I ate mangoes frequently during my travels in Latin America and India, and since they’re readily available year-round in North America, I now buy them every week. I eat them just as pieces of fruit, or make a smoothie, cold soup or salad with them. One day, I was eating my mango salad, looking over a proposal I had written, in preparation for a conference call with funders. The proposal was for a series of radio documentaries following a group of teachers who were going to India to do volunteer work and learn first-hand about the complex socio-economic conditions of the poor people of India.

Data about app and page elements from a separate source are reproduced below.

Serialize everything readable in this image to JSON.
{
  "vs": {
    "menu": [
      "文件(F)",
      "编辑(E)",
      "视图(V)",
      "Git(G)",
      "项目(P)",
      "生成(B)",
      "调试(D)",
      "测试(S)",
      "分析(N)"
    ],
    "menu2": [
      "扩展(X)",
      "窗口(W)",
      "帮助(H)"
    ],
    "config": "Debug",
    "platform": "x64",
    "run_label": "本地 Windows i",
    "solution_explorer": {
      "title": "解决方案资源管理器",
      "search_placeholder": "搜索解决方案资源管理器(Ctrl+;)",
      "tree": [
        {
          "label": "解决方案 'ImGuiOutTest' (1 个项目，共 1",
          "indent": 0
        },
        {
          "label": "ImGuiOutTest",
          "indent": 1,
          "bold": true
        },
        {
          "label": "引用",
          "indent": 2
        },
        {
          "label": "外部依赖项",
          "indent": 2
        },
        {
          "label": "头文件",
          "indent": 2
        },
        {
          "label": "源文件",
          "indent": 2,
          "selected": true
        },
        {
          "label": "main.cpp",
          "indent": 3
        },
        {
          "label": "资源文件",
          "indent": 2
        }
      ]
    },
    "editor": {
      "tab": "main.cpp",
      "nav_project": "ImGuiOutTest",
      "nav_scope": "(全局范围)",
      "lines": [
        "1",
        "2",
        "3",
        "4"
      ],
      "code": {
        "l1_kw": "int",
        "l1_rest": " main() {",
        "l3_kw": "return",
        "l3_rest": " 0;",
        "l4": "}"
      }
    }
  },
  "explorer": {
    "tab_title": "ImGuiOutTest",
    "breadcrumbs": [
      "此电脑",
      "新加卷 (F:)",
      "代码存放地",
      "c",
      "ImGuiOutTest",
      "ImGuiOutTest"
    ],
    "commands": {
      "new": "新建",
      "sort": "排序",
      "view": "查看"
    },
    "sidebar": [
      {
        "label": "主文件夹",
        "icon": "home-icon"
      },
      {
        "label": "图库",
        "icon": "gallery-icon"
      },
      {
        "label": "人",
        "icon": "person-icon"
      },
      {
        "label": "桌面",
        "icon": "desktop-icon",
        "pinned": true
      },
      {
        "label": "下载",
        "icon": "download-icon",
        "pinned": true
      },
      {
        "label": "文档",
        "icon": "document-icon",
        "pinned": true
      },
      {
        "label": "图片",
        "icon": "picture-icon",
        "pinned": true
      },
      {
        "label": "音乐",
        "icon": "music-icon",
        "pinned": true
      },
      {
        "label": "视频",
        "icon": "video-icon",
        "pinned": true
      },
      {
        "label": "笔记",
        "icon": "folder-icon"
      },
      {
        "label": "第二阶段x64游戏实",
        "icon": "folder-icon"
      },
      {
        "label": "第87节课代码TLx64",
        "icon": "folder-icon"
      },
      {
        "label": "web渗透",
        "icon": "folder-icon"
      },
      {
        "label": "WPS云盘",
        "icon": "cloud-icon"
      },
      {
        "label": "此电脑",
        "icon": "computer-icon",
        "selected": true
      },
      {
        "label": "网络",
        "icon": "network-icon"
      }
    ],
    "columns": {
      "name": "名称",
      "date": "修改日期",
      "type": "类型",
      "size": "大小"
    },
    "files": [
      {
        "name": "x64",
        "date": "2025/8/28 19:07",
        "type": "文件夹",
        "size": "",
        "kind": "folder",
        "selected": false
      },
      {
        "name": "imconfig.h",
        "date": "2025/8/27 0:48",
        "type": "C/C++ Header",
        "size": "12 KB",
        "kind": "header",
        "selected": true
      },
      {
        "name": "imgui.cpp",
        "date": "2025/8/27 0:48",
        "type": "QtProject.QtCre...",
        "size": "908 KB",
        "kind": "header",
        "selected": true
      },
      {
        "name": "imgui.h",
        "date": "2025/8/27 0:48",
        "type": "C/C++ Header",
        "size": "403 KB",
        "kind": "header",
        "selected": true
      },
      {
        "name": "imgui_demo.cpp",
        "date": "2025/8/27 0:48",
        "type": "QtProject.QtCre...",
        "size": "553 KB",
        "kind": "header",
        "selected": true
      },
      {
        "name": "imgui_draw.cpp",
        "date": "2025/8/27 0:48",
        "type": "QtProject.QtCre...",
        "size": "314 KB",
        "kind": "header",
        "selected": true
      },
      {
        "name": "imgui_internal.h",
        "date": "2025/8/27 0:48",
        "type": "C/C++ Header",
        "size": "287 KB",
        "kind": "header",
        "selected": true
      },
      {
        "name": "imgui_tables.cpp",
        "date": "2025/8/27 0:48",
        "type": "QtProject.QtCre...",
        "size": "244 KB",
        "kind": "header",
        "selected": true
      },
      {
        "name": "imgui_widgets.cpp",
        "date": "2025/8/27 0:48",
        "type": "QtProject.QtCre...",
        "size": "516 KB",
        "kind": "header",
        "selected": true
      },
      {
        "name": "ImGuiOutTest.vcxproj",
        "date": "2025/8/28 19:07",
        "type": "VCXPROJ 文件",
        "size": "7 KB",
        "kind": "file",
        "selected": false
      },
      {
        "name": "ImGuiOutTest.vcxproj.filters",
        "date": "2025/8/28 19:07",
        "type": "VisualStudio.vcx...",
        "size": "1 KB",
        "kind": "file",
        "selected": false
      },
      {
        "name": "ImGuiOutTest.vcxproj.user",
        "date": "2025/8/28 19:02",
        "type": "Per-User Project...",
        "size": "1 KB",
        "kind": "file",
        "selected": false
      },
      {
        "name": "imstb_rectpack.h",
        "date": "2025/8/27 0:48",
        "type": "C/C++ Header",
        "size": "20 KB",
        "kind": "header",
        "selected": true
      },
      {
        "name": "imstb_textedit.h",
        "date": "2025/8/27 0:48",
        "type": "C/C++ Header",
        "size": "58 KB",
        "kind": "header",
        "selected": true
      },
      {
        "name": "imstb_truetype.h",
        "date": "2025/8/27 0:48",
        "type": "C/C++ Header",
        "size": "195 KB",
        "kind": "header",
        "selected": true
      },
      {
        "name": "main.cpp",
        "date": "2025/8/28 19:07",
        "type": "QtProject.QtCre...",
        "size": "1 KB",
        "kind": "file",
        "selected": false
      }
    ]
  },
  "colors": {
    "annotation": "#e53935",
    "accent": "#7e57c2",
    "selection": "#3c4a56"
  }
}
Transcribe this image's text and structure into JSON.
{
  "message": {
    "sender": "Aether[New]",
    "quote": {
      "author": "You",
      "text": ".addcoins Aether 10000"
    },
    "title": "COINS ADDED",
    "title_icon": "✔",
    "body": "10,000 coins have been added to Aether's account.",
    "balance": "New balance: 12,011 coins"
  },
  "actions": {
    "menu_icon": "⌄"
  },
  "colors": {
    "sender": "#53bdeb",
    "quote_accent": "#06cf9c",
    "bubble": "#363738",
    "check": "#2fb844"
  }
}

A few days before the conference call, we had got a new puppy at home. My son and my husband had set up a crate for the dog in my son’s room, across the hall from my office. They promised me that as long as the puppy could see and hear me, he would not bark. My son went to school and my husband went to the office and the dog stayed with me, barking non-stop. As the time for the conference call neared, I grew so nervous, I could not even finish my mango salad.

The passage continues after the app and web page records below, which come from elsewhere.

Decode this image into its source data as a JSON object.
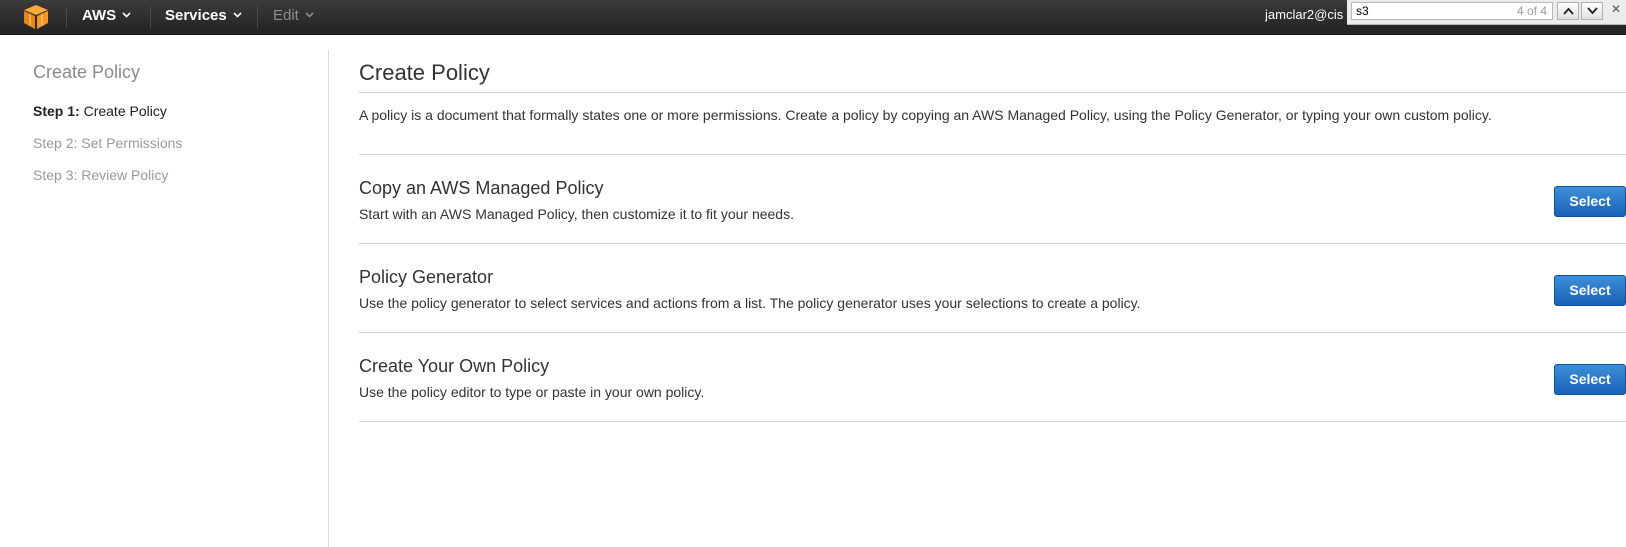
{
  "nav": {
    "brand": "AWS",
    "services": "Services",
    "edit": "Edit",
    "user": "jamclar2@cis"
  },
  "find": {
    "query": "s3",
    "count": "4 of 4"
  },
  "sidebar": {
    "title": "Create Policy",
    "steps": [
      {
        "number": "Step 1:",
        "label": "Create Policy"
      },
      {
        "number": "Step 2:",
        "label": "Set Permissions"
      },
      {
        "number": "Step 3:",
        "label": "Review Policy"
      }
    ]
  },
  "main": {
    "title": "Create Policy",
    "intro": "A policy is a document that formally states one or more permissions. Create a policy by copying an AWS Managed Policy, using the Policy Generator, or typing your own custom policy.",
    "options": [
      {
        "title": "Copy an AWS Managed Policy",
        "description": "Start with an AWS Managed Policy, then customize it to fit your needs.",
        "button": "Select"
      },
      {
        "title": "Policy Generator",
        "description": "Use the policy generator to select services and actions from a list. The policy generator uses your selections to create a policy.",
        "button": "Select"
      },
      {
        "title": "Create Your Own Policy",
        "description": "Use the policy editor to type or paste in your own policy.",
        "button": "Select"
      }
    ]
  },
  "colors": {
    "topbar": "#2b2b2b",
    "logo": "#f7981d",
    "button": "#1f6bbf"
  }
}
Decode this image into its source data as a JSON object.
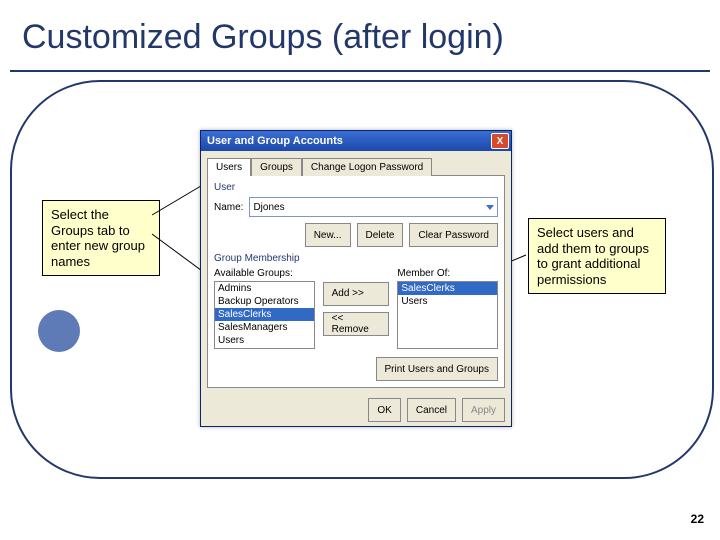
{
  "title": "Customized Groups (after login)",
  "pagenum": "22",
  "callout_left": "Select the Groups tab to enter new group names",
  "callout_right": "Select users and add them to groups to grant additional permissions",
  "dialog": {
    "title": "User and Group Accounts",
    "close": "X",
    "tabs": {
      "t1": "Users",
      "t2": "Groups",
      "t3": "Change Logon Password"
    },
    "user_section_label": "User",
    "name_label": "Name:",
    "name_value": "Djones",
    "btn_new": "New...",
    "btn_delete": "Delete",
    "btn_clearpw": "Clear Password",
    "gm_title": "Group Membership",
    "avail_label": "Available Groups:",
    "member_label": "Member Of:",
    "avail": {
      "a0": "Admins",
      "a1": "Backup Operators",
      "a2": "SalesClerks",
      "a3": "SalesManagers",
      "a4": "Users"
    },
    "member": {
      "m0": "SalesClerks",
      "m1": "Users"
    },
    "btn_add": "Add >>",
    "btn_remove": "<< Remove",
    "btn_print": "Print Users and Groups",
    "btn_ok": "OK",
    "btn_cancel": "Cancel",
    "btn_apply": "Apply"
  }
}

The phone rang and I answered it, and we started to discuss the project. But I could hardly hear anything above the dog barking. After a few minutes, I politely said, “I am sorry, can you excuse me for a minute?” I pressed the hold button, then yelled as loud as one can possibly yell, “Shut up or I will kill you!”
Of course, the puppy did not quiet down, but I had no choice—I released the hold button—or so I thought—to continue the conversation. “As I was saying...” I stopped when I heard giggles. Then one of the callers asked, “Who are you planning to kill—your husband or your kids?”
This salad makes a great side dish. It is full of flavour.